Task goal:
Reproduce the data below exactly as written. Pictures do not belong in the copy.

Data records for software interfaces
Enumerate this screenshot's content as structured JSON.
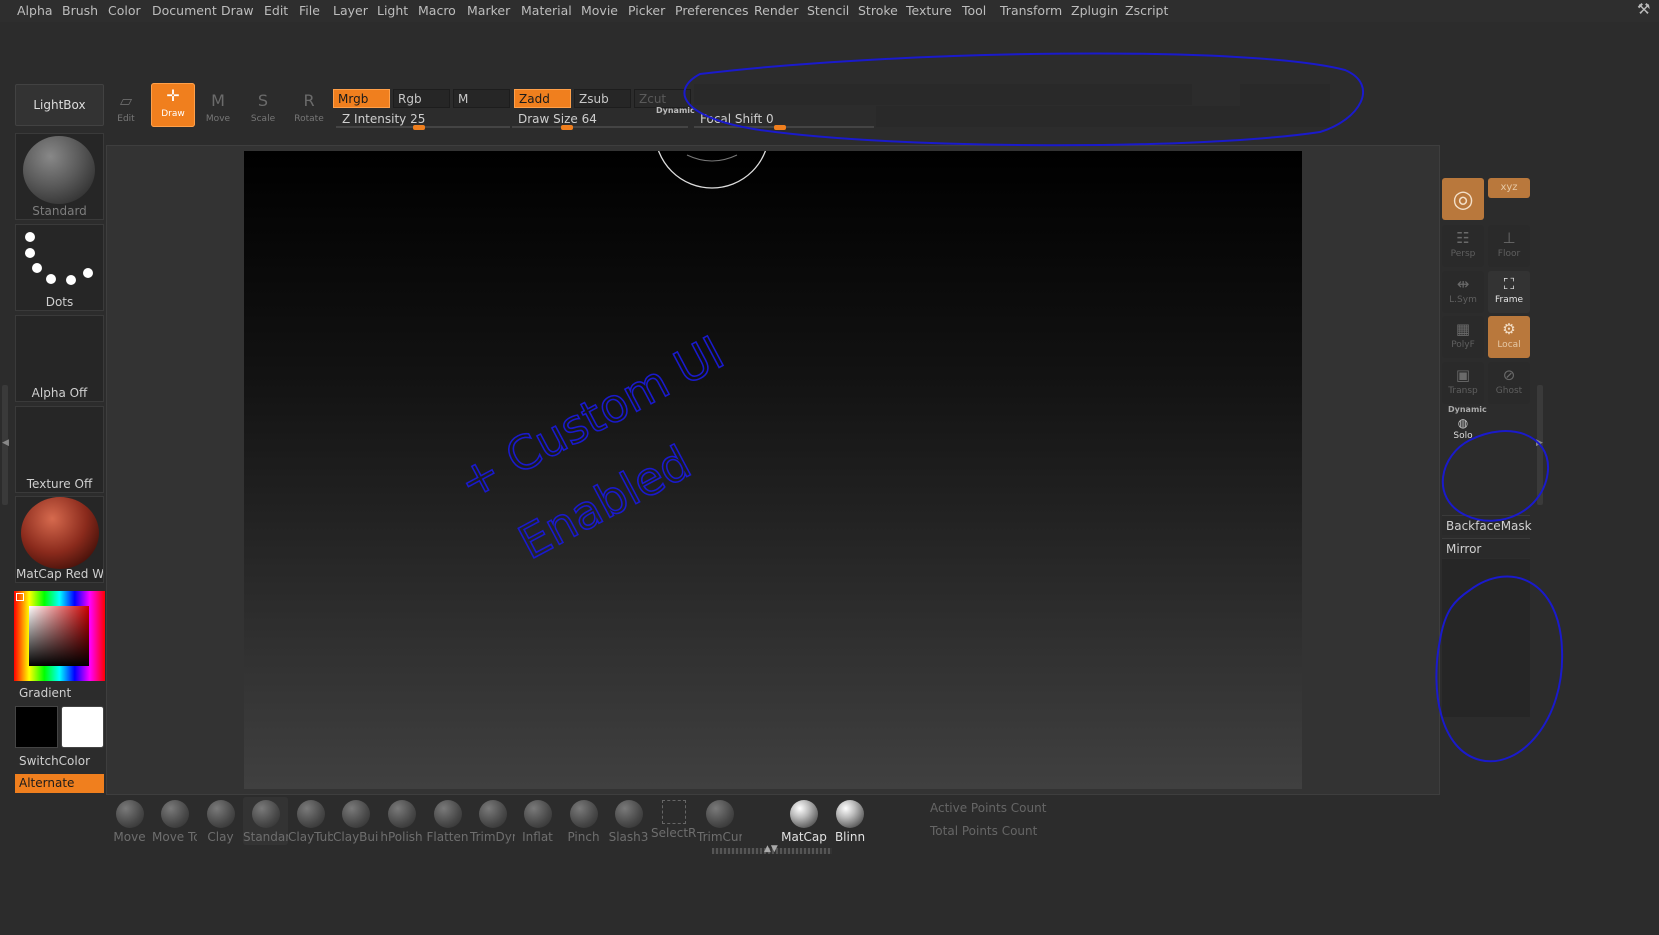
{
  "menu": [
    "Alpha",
    "Brush",
    "Color",
    "Document",
    "Draw",
    "Edit",
    "File",
    "Layer",
    "Light",
    "Macro",
    "Marker",
    "Material",
    "Movie",
    "Picker",
    "Preferences",
    "Render",
    "Stencil",
    "Stroke",
    "Texture",
    "Tool",
    "Transform",
    "Zplugin",
    "Zscript"
  ],
  "toolbar": {
    "lightbox": "LightBox",
    "modes": [
      {
        "label": "Edit",
        "glyph": "▱"
      },
      {
        "label": "Draw",
        "glyph": "✛"
      },
      {
        "label": "Move",
        "glyph": "M"
      },
      {
        "label": "Scale",
        "glyph": "S"
      },
      {
        "label": "Rotate",
        "glyph": "R"
      }
    ],
    "mrgb": "Mrgb",
    "rgb": "Rgb",
    "m": "M",
    "zadd": "Zadd",
    "zsub": "Zsub",
    "zcut": "Zcut",
    "z_intensity": "Z Intensity 25",
    "draw_size": "Draw Size 64",
    "dynamic": "Dynamic",
    "focal_shift": "Focal Shift 0",
    "z_intensity_value": 25,
    "draw_size_value": 64,
    "focal_shift_value": 0
  },
  "left_shelf": {
    "brush": "Standard",
    "stroke": "Dots",
    "alpha": "Alpha Off",
    "texture": "Texture Off",
    "material": "MatCap Red Wax",
    "gradient": "Gradient",
    "switch_color": "SwitchColor",
    "alternate": "Alternate",
    "main_color": "#000000",
    "secondary_color": "#ffffff"
  },
  "right_shelf": {
    "buttons": [
      {
        "label": "",
        "glyph": "◎",
        "icon": "bpr-icon"
      },
      {
        "label": "xyz",
        "glyph": "",
        "icon": "xyz-icon"
      },
      {
        "label": "Persp",
        "glyph": "☷",
        "icon": "persp-icon"
      },
      {
        "label": "Floor",
        "glyph": "⊥",
        "icon": "floor-icon"
      },
      {
        "label": "L.Sym",
        "glyph": "⇹",
        "icon": "lsym-icon"
      },
      {
        "label": "Frame",
        "glyph": "⛶",
        "icon": "frame-icon"
      },
      {
        "label": "PolyF",
        "glyph": "▦",
        "icon": "polyf-icon"
      },
      {
        "label": "Local",
        "glyph": "⚙",
        "icon": "local-icon"
      },
      {
        "label": "Transp",
        "glyph": "▣",
        "icon": "transp-icon"
      },
      {
        "label": "Ghost",
        "glyph": "⊘",
        "icon": "ghost-icon"
      }
    ],
    "dynamic": "Dynamic",
    "solo": "Solo",
    "backface": "BackfaceMask",
    "mirror": "Mirror"
  },
  "annotation": {
    "line1": "+ Custom UI",
    "line2": "Enabled",
    "color": "#1a1acc"
  },
  "bottom_shelf": {
    "brushes": [
      "Move",
      "Move Tc",
      "Clay",
      "Standar",
      "ClayTub",
      "ClayBuil",
      "hPolish",
      "Flatten",
      "TrimDyr",
      "Inflat",
      "Pinch",
      "Slash3",
      "SelectRe",
      "TrimCur"
    ],
    "materials": [
      "MatCap",
      "Blinn"
    ],
    "active_points": "Active Points Count",
    "total_points": "Total Points Count"
  }
}
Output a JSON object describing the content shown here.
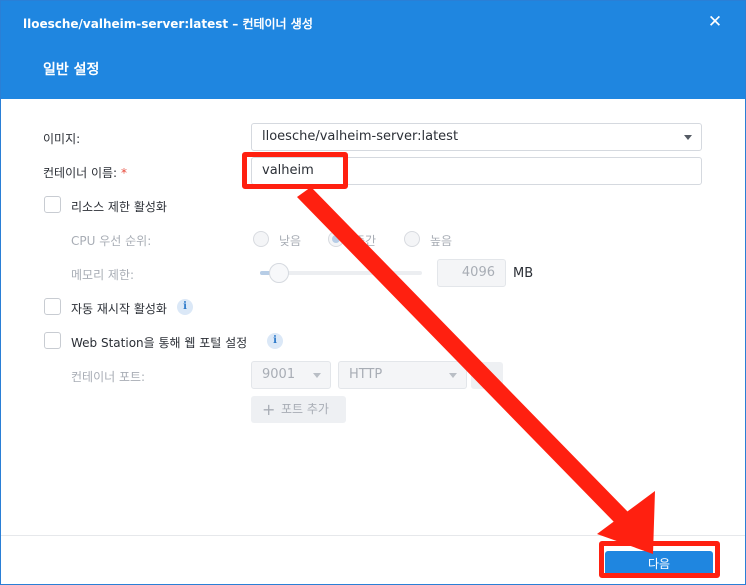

Written response:
Enumerate this screenshot's content as structured JSON.
{
  "menu": [
    "Alpha",
    "Brush",
    "Color",
    "Document",
    "Draw",
    "Edit",
    "File",
    "Layer",
    "Light",
    "Macro",
    "Marker",
    "Material",
    "Movie",
    "Picker",
    "Preferences",
    "Render",
    "Stencil",
    "Stroke",
    "Texture",
    "Tool",
    "Transform",
    "Zplugin",
    "Zscript"
  ],
  "toolbar": {
    "lightbox": "LightBox",
    "modes": [
      {
        "label": "Edit",
        "glyph": "▱"
      },
      {
        "label": "Draw",
        "glyph": "✛"
      },
      {
        "label": "Move",
        "glyph": "M"
      },
      {
        "label": "Scale",
        "glyph": "S"
      },
      {
        "label": "Rotate",
        "glyph": "R"
      }
    ],
    "mrgb": "Mrgb",
    "rgb": "Rgb",
    "m": "M",
    "zadd": "Zadd",
    "zsub": "Zsub",
    "zcut": "Zcut",
    "z_intensity": "Z Intensity 25",
    "draw_size": "Draw Size 64",
    "dynamic": "Dynamic",
    "focal_shift": "Focal Shift 0",
    "z_intensity_value": 25,
    "draw_size_value": 64,
    "focal_shift_value": 0
  },
  "left_shelf": {
    "brush": "Standard",
    "stroke": "Dots",
    "alpha": "Alpha Off",
    "texture": "Texture Off",
    "material": "MatCap Red Wax",
    "gradient": "Gradient",
    "switch_color": "SwitchColor",
    "alternate": "Alternate",
    "main_color": "#000000",
    "secondary_color": "#ffffff"
  },
  "right_shelf": {
    "buttons": [
      {
        "label": "",
        "glyph": "◎",
        "icon": "bpr-icon"
      },
      {
        "label": "xyz",
        "glyph": "",
        "icon": "xyz-icon"
      },
      {
        "label": "Persp",
        "glyph": "☷",
        "icon": "persp-icon"
      },
      {
        "label": "Floor",
        "glyph": "⊥",
        "icon": "floor-icon"
      },
      {
        "label": "L.Sym",
        "glyph": "⇹",
        "icon": "lsym-icon"
      },
      {
        "label": "Frame",
        "glyph": "⛶",
        "icon": "frame-icon"
      },
      {
        "label": "PolyF",
        "glyph": "▦",
        "icon": "polyf-icon"
      },
      {
        "label": "Local",
        "glyph": "⚙",
        "icon": "local-icon"
      },
      {
        "label": "Transp",
        "glyph": "▣",
        "icon": "transp-icon"
      },
      {
        "label": "Ghost",
        "glyph": "⊘",
        "icon": "ghost-icon"
      }
    ],
    "dynamic": "Dynamic",
    "solo": "Solo",
    "backface": "BackfaceMask",
    "mirror": "Mirror"
  },
  "annotation": {
    "line1": "+ Custom UI",
    "line2": "Enabled",
    "color": "#1a1acc"
  },
  "bottom_shelf": {
    "brushes": [
      "Move",
      "Move Tc",
      "Clay",
      "Standar",
      "ClayTub",
      "ClayBuil",
      "hPolish",
      "Flatten",
      "TrimDyr",
      "Inflat",
      "Pinch",
      "Slash3",
      "SelectRe",
      "TrimCur"
    ],
    "materials": [
      "MatCap",
      "Blinn"
    ],
    "active_points": "Active Points Count",
    "total_points": "Total Points Count"
  }
}
Output a JSON object describing the content shown here.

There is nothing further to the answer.